Health care costs for retirees are going down. But don't get too excited. A 65-year-old couple retiring this year will still need a whopping $220,000 to pay for health care for the rest of their lives.
I know what you're thinking. How does $220,000 in out-of-pocket medical costs represent a decline? Well, if that same couple retired last year, they would've needed $240,000, according to a Fidelity Investments report released Wednesday.
By all means, the figure is daunting. But at least the costs are moving in the right direction: That's 8 percent less than a year ago.
Fidelity's been forecasting retiree health care costs since 2002, and only one other time (in 2011) did it predict spending would go down (8 percent).

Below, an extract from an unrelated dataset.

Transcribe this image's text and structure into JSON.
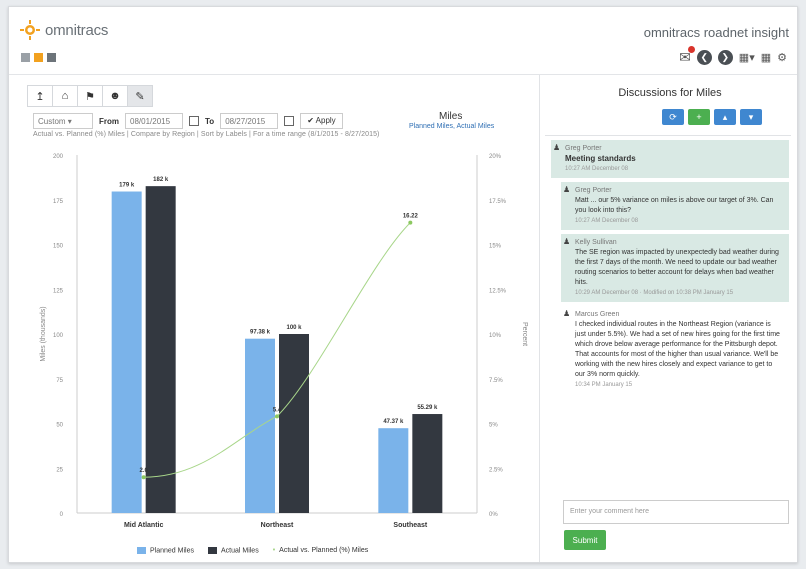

As many retirees already know, medical costs account for a disproportionate chunk of their income. So this is pretty decent news, particularly if lower costs become a long-term trend.
But let's be realistic. How many of today's workers are able to sock away $200,000-plus just for out-of-pocket medical expenses in retirement?
That's why "it's extremely important that health care costs are factored into retirement savings strategies today so that retirees can be prepared to pay their medical bills throughout retirement," says Brad Kimler, executive vice president of Fidelity's benefits consulting business.
Fidelity's forecast is closely tied to spending in the Medicare program. Spending per enrollee rose by just 0.4 percent last year and 1.9 percent between 2010 and 2012. That's well below the 7 percent annual increases that were the average between 1985 and 2009, the report said.
One reason for the lower Medicare spending: More boomers retired, bringing a large influx of younger enrollees into the Medicare population. Younger retirees tend to have lower health care expenses than older beneficiaries.
Also, many common brand-name drugs have gone generic, reducing the cost of prescription medicine overall. The Affordable Care Act is also expected to bring down the cost of government spending on health care.
Fidelity's forecast used as its example a couple age 65 using Medicare and with no employer-sponsored retiree health coverage. It assumed average life expectancy from age 65 to be 17 years for men and 20 years for women. About one-third of the forecast costs are Medicare Part B and D premiums; the remainder covers Medicare copayments and cost-sharing costs.
Long-term care and dental expenses were not included in the estimate.
To help your bottom line, consider these ways to save on health care costs now:
- Visit a public community health center that charges fees on a sliding scale based on your income.
- Ask your doctor if there are safe, lower-cost alternatives to your current prescriptions. Also check with your insurance company because the plan's list of approved generics can change over time without a doctor's knowledge.
- You don't have to be a member of warehouses such as Costco or Sam's Club to fill your prescriptions there. Also check prices at local pharmacies like WalMart or Walgreens.
- Get a 90-day supply of medication you take on a regular basis. It's cheaper than a 30-day supply.
Photo: DIAC Images/flickr